We need to figure out L as its much easier to use to brute force a solution (I will show you why in the next observation).

To be honest I didn't get to that observation until I took a small hint from a solution which I couldn't understand (The solution was checking 4 possible values to find L) :O but after some manual work I figured it out.

The 2 X markers on the line are the first and second cities .. from the problem statement we know that city1 has the nearest restaurant at distance A and city2 has nearest restaurant at distance B -> Nice!

We have 2 possibilities for nearest restaurant of the first city .. either its before or after (marked as A1, A2) .. Same for nearest restaurant of the second city (marked as B1, B2).

We know also from the problem statement that the distance between any two neighboring restaurants = K, That means the distance between A* and B* is i*k, where i is any value between 1 ... n (We will know why its < n in the next observation).

- Remember we need to figure out the distance between the 2 Xs which is ???

- Yes, correct - its L

That leaves us with the following 4 possibilities:

Possibility #1: Restaurants are located at (A1, B1):

-> L = i*k + (B1 - A1)

Possibility #2: Restaurants are located at (A1, B2):

-> L = i*k + (-B2 - A1)

Possibility #3: Restaurants are located at (A2, B1):

-> L = i*k + (A2 + B1)

Possibility #4: Restaurants are located at (A2, B2):

-> L = i*k + (A2 - B2)


Observation #3:

Now we need to iterate to find the value of L, but what are the boundaries to find L?

We know that L = i*k + c, where c is one of the possible values {(A+B), (A-B), (-A-B), (B-A)}. 

We also know we have only N*K cities .. so i could be any value between (1 ... N), right?

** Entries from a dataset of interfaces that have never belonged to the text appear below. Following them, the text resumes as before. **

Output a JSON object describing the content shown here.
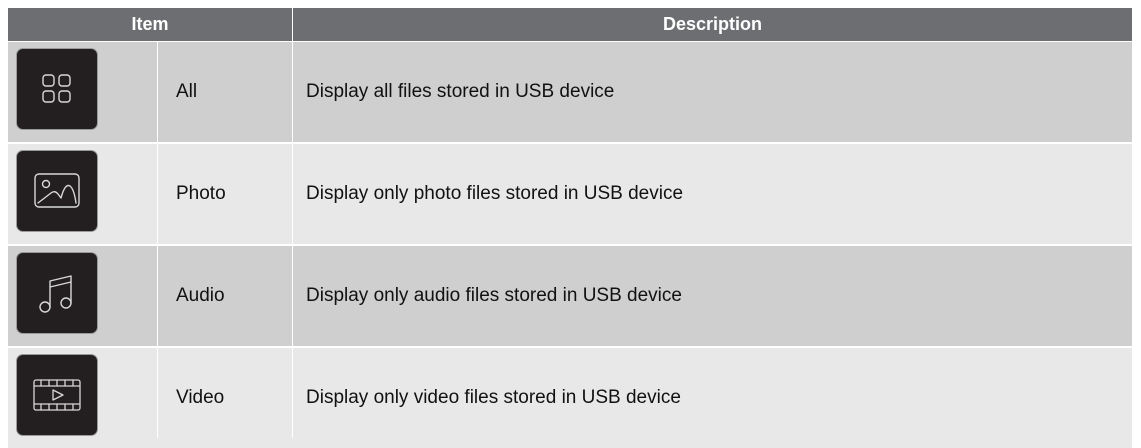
{
  "header": {
    "item_label": "Item",
    "description_label": "Description"
  },
  "rows": [
    {
      "icon": "grid-icon",
      "name": "All",
      "description": "Display all files stored in USB device"
    },
    {
      "icon": "photo-icon",
      "name": "Photo",
      "description": "Display only photo files stored in USB device"
    },
    {
      "icon": "music-note-icon",
      "name": "Audio",
      "description": "Display only audio files stored in USB device"
    },
    {
      "icon": "video-icon",
      "name": "Video",
      "description": "Display only video files stored in USB device"
    }
  ],
  "colors": {
    "header_bg": "#6d6e71",
    "row_dark": "#cfcfd0",
    "row_light": "#e8e8e9",
    "icon_bg": "#231f20"
  }
}
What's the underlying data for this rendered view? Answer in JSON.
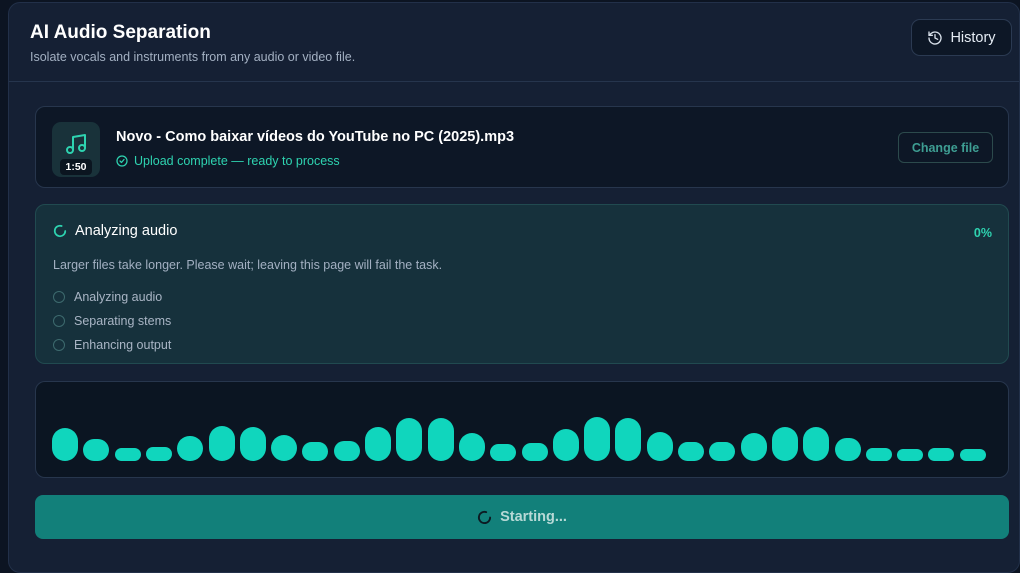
{
  "header": {
    "title": "AI Audio Separation",
    "subtitle": "Isolate vocals and instruments from any audio or video file.",
    "history_label": "History"
  },
  "file": {
    "name": "Novo - Como baixar vídeos do YouTube no PC (2025).mp3",
    "duration": "1:50",
    "status": "Upload complete — ready to process",
    "change_label": "Change file"
  },
  "analysis": {
    "title": "Analyzing audio",
    "percent": "0%",
    "note": "Larger files take longer. Please wait; leaving this page will fail the task.",
    "steps": [
      "Analyzing audio",
      "Separating stems",
      "Enhancing output"
    ]
  },
  "waveform": {
    "levels": [
      0.55,
      0.36,
      0.22,
      0.24,
      0.42,
      0.58,
      0.56,
      0.44,
      0.32,
      0.34,
      0.56,
      0.72,
      0.72,
      0.46,
      0.28,
      0.3,
      0.54,
      0.73,
      0.72,
      0.48,
      0.32,
      0.32,
      0.46,
      0.57,
      0.56,
      0.38,
      0.22,
      0.2,
      0.21,
      0.2
    ]
  },
  "action": {
    "label": "Starting..."
  },
  "colors": {
    "accent": "#10d6bd",
    "background": "#0c1422",
    "button": "#12807a"
  }
}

Now with the above 3 observations we can easily code a solution .. here is my C++ solution for this problem.

using namespace std;

main() {
        long long n, k, a, b;
        cin >> n >> k >> a >> b;

        long long possible[] = {a+b, a-b, -a-b, b-a};

        long long mn = n*k, mx = 1;

        for (int i = 1; i <= n; i++) {
                for (int j = 0; j < 4; j++) {
                        long long x = possible[j]%k;
                        if (x < 0) x += k;

                        mn = min(mn, n*k/__gcd(n*k, i*k+x));
                        mx = max(mx, n*k/__gcd(n*k, i*k+x));

        cout << mn << " " << mx << endl;

If you have questions/feedback or spot a mistake please let me know in the comments.